Photo illustration by Alice Kresse

On July 8, 1845, Montgomery County residents living along the old Rockville Pike north of Bethesda were confronted by an alarming sight. Some 70 escaped slaves armed with pistols, swords, scythe blades and butcher knives brazenly marched six abreast along the pike in a bold attempt to reach Pennsylvania and freedom. They eschewed the hidden paths of the Underground Railroad that snaked northward past sympathetic farmhouses in the backwoods of Maryland. Instead, they walked in broad daylight through towns and villages, according to published reports.

The insurgent band was led by two men: Mark Caesar, a free black carpenter from Charles County, and William Wheeler, a slave on the Contee plantation near Maryland’s Port Tobacco. They began their journey with a handful of escaped compatriots from southern Maryland.

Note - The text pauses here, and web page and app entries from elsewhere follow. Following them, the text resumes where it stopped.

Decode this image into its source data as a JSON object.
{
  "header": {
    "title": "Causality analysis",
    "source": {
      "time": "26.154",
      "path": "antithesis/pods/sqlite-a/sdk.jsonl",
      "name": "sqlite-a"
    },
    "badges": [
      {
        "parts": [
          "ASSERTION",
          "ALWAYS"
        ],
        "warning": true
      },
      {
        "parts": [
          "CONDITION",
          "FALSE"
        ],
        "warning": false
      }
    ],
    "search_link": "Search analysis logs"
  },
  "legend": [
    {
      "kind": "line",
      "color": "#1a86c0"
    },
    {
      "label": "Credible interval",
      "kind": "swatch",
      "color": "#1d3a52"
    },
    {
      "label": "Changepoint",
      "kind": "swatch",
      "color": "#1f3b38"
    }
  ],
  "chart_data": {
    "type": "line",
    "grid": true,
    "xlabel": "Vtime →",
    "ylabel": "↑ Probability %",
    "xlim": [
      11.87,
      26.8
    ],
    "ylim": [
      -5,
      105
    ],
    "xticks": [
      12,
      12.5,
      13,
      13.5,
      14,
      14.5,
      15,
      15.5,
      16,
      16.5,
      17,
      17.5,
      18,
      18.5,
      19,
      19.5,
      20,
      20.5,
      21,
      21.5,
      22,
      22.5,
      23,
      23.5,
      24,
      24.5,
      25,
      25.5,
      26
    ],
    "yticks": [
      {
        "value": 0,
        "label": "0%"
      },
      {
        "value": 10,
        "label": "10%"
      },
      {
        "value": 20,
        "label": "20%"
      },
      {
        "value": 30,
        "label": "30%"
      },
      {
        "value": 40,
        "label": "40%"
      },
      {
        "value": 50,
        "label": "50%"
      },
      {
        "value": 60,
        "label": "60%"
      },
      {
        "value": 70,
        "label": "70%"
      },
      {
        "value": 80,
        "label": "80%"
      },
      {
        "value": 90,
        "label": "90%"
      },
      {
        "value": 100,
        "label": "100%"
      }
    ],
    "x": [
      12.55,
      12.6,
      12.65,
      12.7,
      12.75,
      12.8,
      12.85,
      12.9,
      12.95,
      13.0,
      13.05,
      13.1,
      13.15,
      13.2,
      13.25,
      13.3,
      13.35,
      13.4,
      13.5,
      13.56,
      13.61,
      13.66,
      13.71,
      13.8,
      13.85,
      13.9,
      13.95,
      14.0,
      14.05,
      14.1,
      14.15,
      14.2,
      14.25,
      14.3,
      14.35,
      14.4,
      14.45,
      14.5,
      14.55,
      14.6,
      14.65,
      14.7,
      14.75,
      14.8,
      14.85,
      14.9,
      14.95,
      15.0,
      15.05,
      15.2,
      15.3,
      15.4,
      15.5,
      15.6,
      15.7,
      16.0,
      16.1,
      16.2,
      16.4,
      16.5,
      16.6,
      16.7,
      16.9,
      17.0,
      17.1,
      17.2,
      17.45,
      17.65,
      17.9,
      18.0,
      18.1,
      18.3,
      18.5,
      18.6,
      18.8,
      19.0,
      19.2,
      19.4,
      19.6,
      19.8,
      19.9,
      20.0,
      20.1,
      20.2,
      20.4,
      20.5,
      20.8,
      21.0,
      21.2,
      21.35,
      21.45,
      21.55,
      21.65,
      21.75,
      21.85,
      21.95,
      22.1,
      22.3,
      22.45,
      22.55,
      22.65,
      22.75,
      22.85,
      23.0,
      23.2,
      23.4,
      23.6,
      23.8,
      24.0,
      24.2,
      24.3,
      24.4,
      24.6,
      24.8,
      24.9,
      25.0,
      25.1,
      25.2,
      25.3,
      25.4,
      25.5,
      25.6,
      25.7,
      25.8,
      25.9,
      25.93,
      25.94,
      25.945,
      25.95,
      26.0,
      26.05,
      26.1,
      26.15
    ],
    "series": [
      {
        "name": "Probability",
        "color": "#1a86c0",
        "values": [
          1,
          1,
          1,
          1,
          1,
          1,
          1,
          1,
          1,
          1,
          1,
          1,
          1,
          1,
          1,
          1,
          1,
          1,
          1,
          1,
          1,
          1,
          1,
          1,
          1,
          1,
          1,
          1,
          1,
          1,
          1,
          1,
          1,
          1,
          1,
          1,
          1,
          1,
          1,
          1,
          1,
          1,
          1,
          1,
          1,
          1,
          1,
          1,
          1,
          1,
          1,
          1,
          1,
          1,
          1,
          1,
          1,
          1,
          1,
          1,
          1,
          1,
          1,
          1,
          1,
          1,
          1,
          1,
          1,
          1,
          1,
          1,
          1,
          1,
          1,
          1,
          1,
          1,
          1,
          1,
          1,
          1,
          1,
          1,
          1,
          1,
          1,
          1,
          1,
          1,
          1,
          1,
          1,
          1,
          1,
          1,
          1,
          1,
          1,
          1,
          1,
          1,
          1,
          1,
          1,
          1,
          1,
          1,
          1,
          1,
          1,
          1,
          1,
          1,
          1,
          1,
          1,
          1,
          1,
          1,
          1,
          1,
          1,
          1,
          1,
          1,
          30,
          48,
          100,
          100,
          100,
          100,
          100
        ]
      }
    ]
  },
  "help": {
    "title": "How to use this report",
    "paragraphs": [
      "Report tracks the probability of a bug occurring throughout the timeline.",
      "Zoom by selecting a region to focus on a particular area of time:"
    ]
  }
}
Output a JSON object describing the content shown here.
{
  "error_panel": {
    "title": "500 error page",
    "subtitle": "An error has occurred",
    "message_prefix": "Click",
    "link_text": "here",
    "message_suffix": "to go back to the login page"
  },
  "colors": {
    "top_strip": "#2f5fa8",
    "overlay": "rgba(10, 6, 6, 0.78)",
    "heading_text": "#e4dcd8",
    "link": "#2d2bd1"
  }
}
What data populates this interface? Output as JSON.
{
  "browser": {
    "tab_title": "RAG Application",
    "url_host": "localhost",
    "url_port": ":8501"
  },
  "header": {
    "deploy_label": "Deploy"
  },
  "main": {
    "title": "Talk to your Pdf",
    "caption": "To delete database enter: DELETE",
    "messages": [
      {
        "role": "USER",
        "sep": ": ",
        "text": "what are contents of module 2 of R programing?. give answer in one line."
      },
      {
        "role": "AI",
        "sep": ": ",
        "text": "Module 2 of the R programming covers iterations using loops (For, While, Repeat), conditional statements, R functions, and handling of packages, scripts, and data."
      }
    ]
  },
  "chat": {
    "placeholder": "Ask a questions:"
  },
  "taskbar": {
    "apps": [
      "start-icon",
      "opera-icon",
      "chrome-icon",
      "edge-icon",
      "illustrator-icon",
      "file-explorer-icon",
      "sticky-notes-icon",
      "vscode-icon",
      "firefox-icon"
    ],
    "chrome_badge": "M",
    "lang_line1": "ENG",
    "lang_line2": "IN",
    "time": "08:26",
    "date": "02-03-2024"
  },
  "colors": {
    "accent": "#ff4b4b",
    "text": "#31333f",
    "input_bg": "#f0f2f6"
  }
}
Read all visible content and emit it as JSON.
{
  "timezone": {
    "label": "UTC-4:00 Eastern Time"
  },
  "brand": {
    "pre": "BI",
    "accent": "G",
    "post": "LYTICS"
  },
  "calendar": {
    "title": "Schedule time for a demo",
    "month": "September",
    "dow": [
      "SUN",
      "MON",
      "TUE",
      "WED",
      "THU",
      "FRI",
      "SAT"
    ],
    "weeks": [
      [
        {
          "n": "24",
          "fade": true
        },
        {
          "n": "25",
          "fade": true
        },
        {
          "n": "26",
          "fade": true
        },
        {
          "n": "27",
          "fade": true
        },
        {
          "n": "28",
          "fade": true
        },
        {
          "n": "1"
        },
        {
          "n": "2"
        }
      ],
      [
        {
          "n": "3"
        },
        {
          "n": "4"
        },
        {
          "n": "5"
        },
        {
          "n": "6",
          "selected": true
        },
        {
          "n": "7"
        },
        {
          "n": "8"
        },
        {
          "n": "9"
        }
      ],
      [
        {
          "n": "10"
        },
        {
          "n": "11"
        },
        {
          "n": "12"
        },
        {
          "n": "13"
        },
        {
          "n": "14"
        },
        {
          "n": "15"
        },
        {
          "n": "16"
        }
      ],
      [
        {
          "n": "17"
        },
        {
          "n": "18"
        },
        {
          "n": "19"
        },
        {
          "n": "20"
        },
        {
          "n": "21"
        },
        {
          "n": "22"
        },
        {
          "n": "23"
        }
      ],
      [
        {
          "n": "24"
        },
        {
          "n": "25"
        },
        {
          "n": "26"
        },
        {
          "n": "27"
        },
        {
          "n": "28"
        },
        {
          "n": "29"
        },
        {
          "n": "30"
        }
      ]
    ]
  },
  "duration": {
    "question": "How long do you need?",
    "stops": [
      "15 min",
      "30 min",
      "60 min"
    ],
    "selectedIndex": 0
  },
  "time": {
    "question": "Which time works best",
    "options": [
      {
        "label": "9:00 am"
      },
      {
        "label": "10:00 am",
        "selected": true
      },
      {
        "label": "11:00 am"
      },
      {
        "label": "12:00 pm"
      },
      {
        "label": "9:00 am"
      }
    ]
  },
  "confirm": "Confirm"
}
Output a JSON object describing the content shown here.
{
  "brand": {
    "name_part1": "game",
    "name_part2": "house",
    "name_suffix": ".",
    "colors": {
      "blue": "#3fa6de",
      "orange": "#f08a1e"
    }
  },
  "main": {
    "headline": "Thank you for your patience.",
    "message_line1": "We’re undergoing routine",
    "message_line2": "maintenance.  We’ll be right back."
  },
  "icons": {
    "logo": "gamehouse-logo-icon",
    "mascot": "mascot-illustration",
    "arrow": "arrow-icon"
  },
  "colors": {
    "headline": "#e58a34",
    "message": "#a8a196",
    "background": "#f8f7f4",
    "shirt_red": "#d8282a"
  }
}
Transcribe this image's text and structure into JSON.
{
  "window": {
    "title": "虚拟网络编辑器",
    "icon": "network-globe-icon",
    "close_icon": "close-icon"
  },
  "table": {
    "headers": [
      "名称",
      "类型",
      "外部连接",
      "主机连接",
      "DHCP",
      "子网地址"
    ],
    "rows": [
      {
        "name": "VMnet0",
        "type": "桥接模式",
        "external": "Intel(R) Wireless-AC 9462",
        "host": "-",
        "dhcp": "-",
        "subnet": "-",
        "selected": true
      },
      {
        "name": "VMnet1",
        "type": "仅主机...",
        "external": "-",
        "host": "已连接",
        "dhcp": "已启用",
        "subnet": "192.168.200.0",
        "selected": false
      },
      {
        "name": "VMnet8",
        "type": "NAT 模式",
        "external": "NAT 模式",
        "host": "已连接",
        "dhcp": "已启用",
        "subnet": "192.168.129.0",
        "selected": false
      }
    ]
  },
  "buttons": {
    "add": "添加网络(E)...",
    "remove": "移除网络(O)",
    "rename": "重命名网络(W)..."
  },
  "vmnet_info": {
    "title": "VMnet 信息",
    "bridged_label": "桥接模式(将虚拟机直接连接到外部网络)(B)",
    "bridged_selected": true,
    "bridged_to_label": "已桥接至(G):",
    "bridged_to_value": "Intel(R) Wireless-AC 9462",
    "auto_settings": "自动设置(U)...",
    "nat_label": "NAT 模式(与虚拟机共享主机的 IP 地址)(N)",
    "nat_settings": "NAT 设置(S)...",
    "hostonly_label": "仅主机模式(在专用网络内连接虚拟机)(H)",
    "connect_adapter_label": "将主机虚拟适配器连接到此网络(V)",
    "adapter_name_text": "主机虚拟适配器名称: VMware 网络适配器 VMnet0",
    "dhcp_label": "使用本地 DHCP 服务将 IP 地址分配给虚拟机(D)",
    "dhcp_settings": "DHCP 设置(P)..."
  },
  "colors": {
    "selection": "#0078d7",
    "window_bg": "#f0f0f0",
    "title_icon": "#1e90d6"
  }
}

The group was joined along the way by dozens of other slaves breaking their chains for the promise of freedom in the North.

The group made its way unopposed through Prince George’s County, moving quickly before slave owners could gather in pursuit. The slaves crossed into Montgomery County and eventually reached Rockville Pike. They marched openly through the county seat of Rockville, headed for Gaithersburg. “Great Excitement. Runaway Slaves” blared a headline in The Baltimore Sun. “The very boldness of the step led many citizens at first to believe that an extensive scheme of escape had been planned with the negroes along the route,” the paper reported.

The stunned Rockville community called out the local militia, the Montgomery Volunteers, which mounted horses and galloped to meet the armed insurrectionists. The militia caught up with the marchers and surrounded them on Frederick Road, today’s Route 355, somewhere between Rockville and Gaithersburg. Caesar and Wheeler exhorted the men to fight back. “They had to be fired upon before they would surrender,” the Port Tobacco Times said. News of the fight was confused and chaotic. According to rumors, the number of escaped slaves ranged between 40 and 200. Some people claimed that several slaves were killed.

According to the Sun, more than 30 members of the group were seized, including those who had been shot and wounded. The captives were chained and dragged to the jail at the Rockville courthouse. Most were eventually sold back into bondage, to out-of-state plantation owners.

Wheeler, Caesar and a handful of others escaped the fight and continued northward; four men were captured soon after in Westminster, just 20 miles from the Pennsylvania border. Caesar was captured days later, but one week after the battle in Montgomery County, Wheeler remained at large. “Keep a look out for him,” urged the Maryland Journal, “as lots of money will be forked over to anyone who may nab him.” Wheeler eventually was caught and remanded to Port Tobacco, where he was tried and found guilty of inciting the slave rebellion by a jury of white men and sentenced to death by hanging. Four months after his conviction, Wheeler broke out of jail and disappeared into the Maryland countryside. He was never heard from again.


As for the captured Caesar, as a free black man he faced trial for “aiding and abetting slaves in making their escape from their masters,” according to the Port Tobacco Times. Caesar was found guilty and sentenced to 40 years in the Baltimore penitentiary, where he died of consumption in 1850.

Some of the escaped slaves were never captured, leaving unanswered the question of whether they completed their harrowing journey to freedom.

Author and historian Mark Walston (markwalston@comcast.net) was raised in Bethesda and lives in Olney.